There was an exceptional class emerging from the NCAA this year, and that means that each team in the nascent CWHL had an embarrassment of riches to choose from. It also means I can at long last stop marveling (= complaining) about how Montreal managed to get the first pick last year, and start marveling about why teams made the specific choices they did given all that was available in possible improvements.
- Alberta- Hillary Pattenden. This was the first and most egregious example of the league’s attempt to put a premium on local players in order to build gate for growing teams. It was a complete mystery to me why Pattenden, who has shown flashes of brilliance but whose progress has been uneven and who played in a weak conference, would go ahead of at least two goaltenders with more proven upsides. So I looked up her home region: British Columbia. Alberto is the only Western Canadian team in the CWHL. I am completely sympathetic to the notion that regional choices build interest. I just don’t know if that’s a better strategy than choosing to create the most competitive team. Pattenden could of course be fine at this level. Time will tell.
- Toronto- Rebecca Johnston. The Furies chose to improve primarily by entering the arms race rather than shoring up defense, which is probably smart in terms of fan interest, but it remains to be seen whether this will be the answer in facing down the likes of Montreal.
- Brampton- Hayley Irwin. Irwin is one of the more underrated players on Team Canada, which truly missed her when she went out of Worlds this year with an injury. This could be an incredibly meaningful pick for Brampton. [ps- hey CWHL, you’re running a java-related script on your site that is taking up more than 100% of my available processor space. May want to take a look at that].
- Boston- Hilary Knight. Here is where the regional thing really bites the Canadian teams. There is little question that Knight is the best pure offensive talent in this draft: big, strong, cannon shot, great hands and skating ability.
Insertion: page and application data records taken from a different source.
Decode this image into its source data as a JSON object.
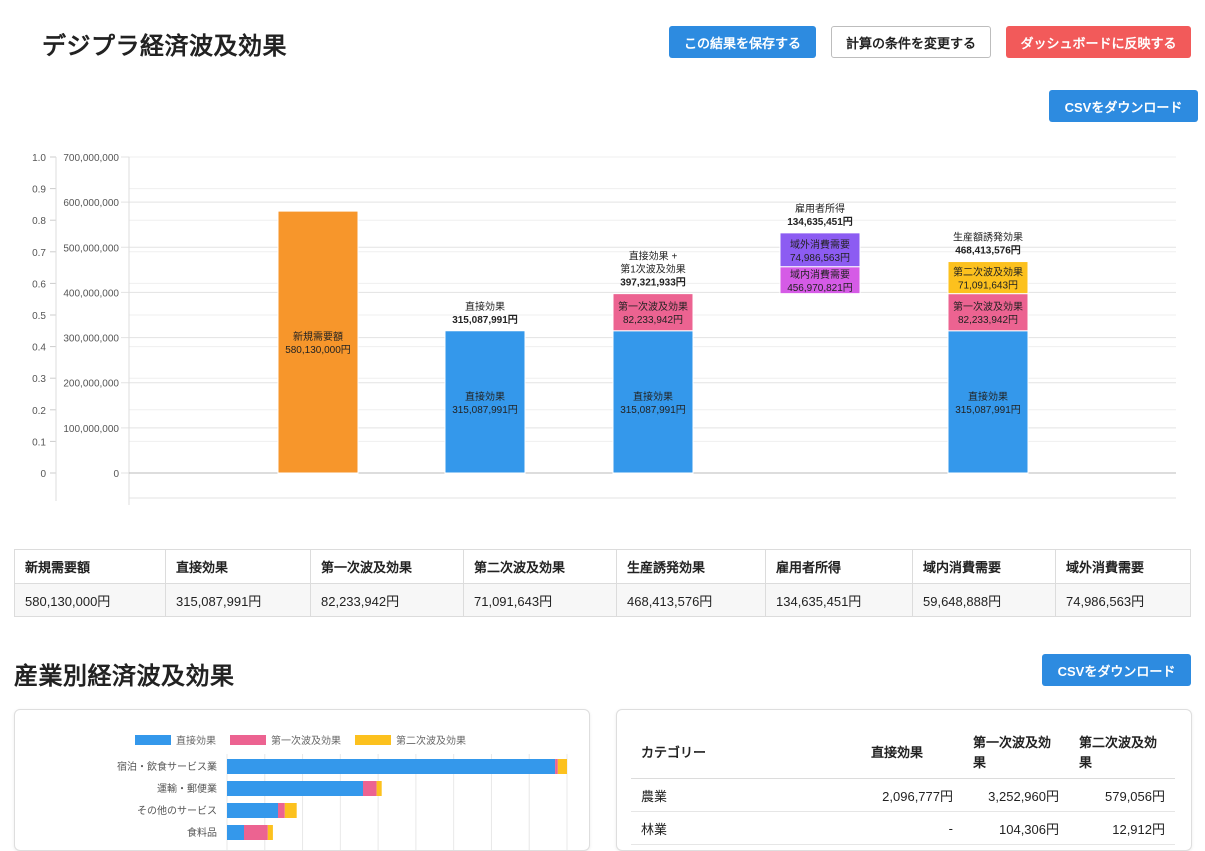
{
  "header": {
    "title": "デジプラ経済波及効果",
    "save_button": "この結果を保存する",
    "change_button": "計算の条件を変更する",
    "dashboard_button": "ダッシュボードに反映する"
  },
  "csv_button_top": "CSVをダウンロード",
  "csv_button_industry": "CSVをダウンロード",
  "colors": {
    "accent": "#2d8be0",
    "danger": "#f25a5a",
    "orange": "#f7962b",
    "blue": "#3498eb",
    "pink": "#ec6391",
    "yellow": "#fcc11e",
    "purple": "#8c5cf2",
    "magenta": "#d55be6"
  },
  "chart_data": [
    {
      "type": "bar",
      "left_axis_ticks": [
        "1.0",
        "0.9",
        "0.8",
        "0.7",
        "0.6",
        "0.5",
        "0.4",
        "0.3",
        "0.2",
        "0.1",
        "0"
      ],
      "right_axis_ticks": [
        "700,000,000",
        "600,000,000",
        "500,000,000",
        "400,000,000",
        "300,000,000",
        "200,000,000",
        "100,000,000",
        "0"
      ],
      "ylim": [
        0,
        700000000
      ],
      "grid": true,
      "bars": [
        {
          "total_label": "",
          "total_value": "",
          "segments": [
            {
              "label": "新規需要額",
              "value_label": "580,130,000円",
              "value": 580130000,
              "color": "#f7962b"
            }
          ]
        },
        {
          "total_label": "直接効果",
          "total_value": "315,087,991円",
          "segments": [
            {
              "label": "直接効果",
              "value_label": "315,087,991円",
              "value": 315087991,
              "color": "#3498eb"
            }
          ]
        },
        {
          "total_label": "直接効果 +\n第1次波及効果",
          "total_value": "397,321,933円",
          "segments": [
            {
              "label": "直接効果",
              "value_label": "315,087,991円",
              "value": 315087991,
              "color": "#3498eb"
            },
            {
              "label": "第一次波及効果",
              "value_label": "82,233,942円",
              "value": 82233942,
              "color": "#ec6391"
            }
          ]
        },
        {
          "total_label": "雇用者所得",
          "total_value": "134,635,451円",
          "floating_base": 397321933,
          "segments": [
            {
              "label": "域内消費需要",
              "value_label": "456,970,821円",
              "value": 59648888,
              "color": "#d55be6"
            },
            {
              "label": "域外消費需要",
              "value_label": "74,986,563円",
              "value": 74986563,
              "color": "#8c5cf2"
            }
          ]
        },
        {
          "total_label": "生産額誘発効果",
          "total_value": "468,413,576円",
          "segments": [
            {
              "label": "直接効果",
              "value_label": "315,087,991円",
              "value": 315087991,
              "color": "#3498eb"
            },
            {
              "label": "第一次波及効果",
              "value_label": "82,233,942円",
              "value": 82233942,
              "color": "#ec6391"
            },
            {
              "label": "第二次波及効果",
              "value_label": "71,091,643円",
              "value": 71091643,
              "color": "#fcc11e"
            }
          ]
        }
      ]
    },
    {
      "type": "bar",
      "orientation": "horizontal",
      "stacked": true,
      "legend_position": "top",
      "categories": [
        "宿泊・飲食サービス業",
        "運輸・郵便業",
        "その他のサービス",
        "食料品"
      ],
      "series": [
        {
          "name": "直接効果",
          "color": "#3498eb",
          "values": [
            0.965,
            0.4,
            0.15,
            0.05
          ]
        },
        {
          "name": "第一次波及効果",
          "color": "#ec6391",
          "values": [
            0.008,
            0.04,
            0.02,
            0.07
          ]
        },
        {
          "name": "第二次波及効果",
          "color": "#fcc11e",
          "values": [
            0.027,
            0.015,
            0.035,
            0.015
          ]
        }
      ]
    }
  ],
  "summary": {
    "headers": [
      "新規需要額",
      "直接効果",
      "第一次波及効果",
      "第二次波及効果",
      "生産誘発効果",
      "雇用者所得",
      "域内消費需要",
      "域外消費需要"
    ],
    "values": [
      "580,130,000円",
      "315,087,991円",
      "82,233,942円",
      "71,091,643円",
      "468,413,576円",
      "134,635,451円",
      "59,648,888円",
      "74,986,563円"
    ]
  },
  "industry": {
    "title": "産業別経済波及効果",
    "table_headers": [
      "カテゴリー",
      "直接効果",
      "第一次波及効果",
      "第二次波及効果"
    ],
    "rows": [
      [
        "農業",
        "2,096,777円",
        "3,252,960円",
        "579,056円"
      ],
      [
        "林業",
        "-",
        "104,306円",
        "12,912円"
      ]
    ]
  }
}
Her numbers were down last year because of a selfless change of position, but move her back to the wing and she’s even more dangerous. Johnston and Irwin are both excellent picks, but if the two Canadian teams weren’t thinking local, this would have been the choice.
- Montreal- Charline Labonte. The one even vague flaw in the Star’s championship season was starting goaltending, and they set out to address that.
- Alberta- Jocelyn Laroque. Another player who often flies under the radar (and an academic star to boot). Strong stay at home defender. Sorely needed for this team.
- Toronto- Natalie Spooner. I suspect Toronto was going for two-way play here, but the issue with Spooner is she was the best player on a team that consistently underachieved. It could be she will break out at this level, but the opposite might also occur.
- Brampton- Bailey Bram. Another Mercyhurst product who benefited from her team’s conference, but will probably do well with the space to skate and score in the CWHL.
- Boston- Genevieve Lacasse. Boston has the best goaltender in the league, so unclear why they needed a back-up of this caliber, even if she did play in Hockey East.
- Montreal- Ann-Sophie Bettez. Time to see if CIS standouts can achieve at the same level as NCAA graduates. It’s not like Montreal had any missing pieces on offense anyhow.
The third round was also covered here but then I lost it in a pasting accident (thanks, Word Press, for your clipboard working so well). The take-home was that Alberta went safe with Watchorn, Brampton rolled the dice in a big way on McIntosh, Boston got another American steal with Schelper and this may be the puzzle piece that finally pulls them even with Montreal, but that Montreal got a huge pick-up with Prevost who mysteriously lasted this long.
As for the fourth and fifth rounds, I had a conversation with the hard-working Melissa Boufounos (@mbouf) on Twitter yesterday. She was totally right that I was asking who the hell Brampton had drafted in the fourth round and saying that was an issue. But I wasn’t being snarky because I am a yahoo who can’t name the members of the Canadian Olympic team. For the record, Brampton will definitely improve with most of its picks, although how much is the major question. I was being snarky because there will still a number of names on the board from the national teams. Brampton took Princeton product Charissa Stadnyk ahead of Jen Schoullis, and even more egregiously given their goaltending situation, Florence Schelling. It could be she’ll be a shut-down defender of the highest order and clearly that’s what they hope in selecting her, but it’s another sizable gamble. I’m going to hold off on discussing the rest of the late rounds until I can get a solid handle on some of the players I know less about, precisely because I don’t want to be that yahoo. The salient fact is that the already high level of hockey in the CWHL will go higher but also be more equitably distributed in the coming season, which can only be a huge boon to the league.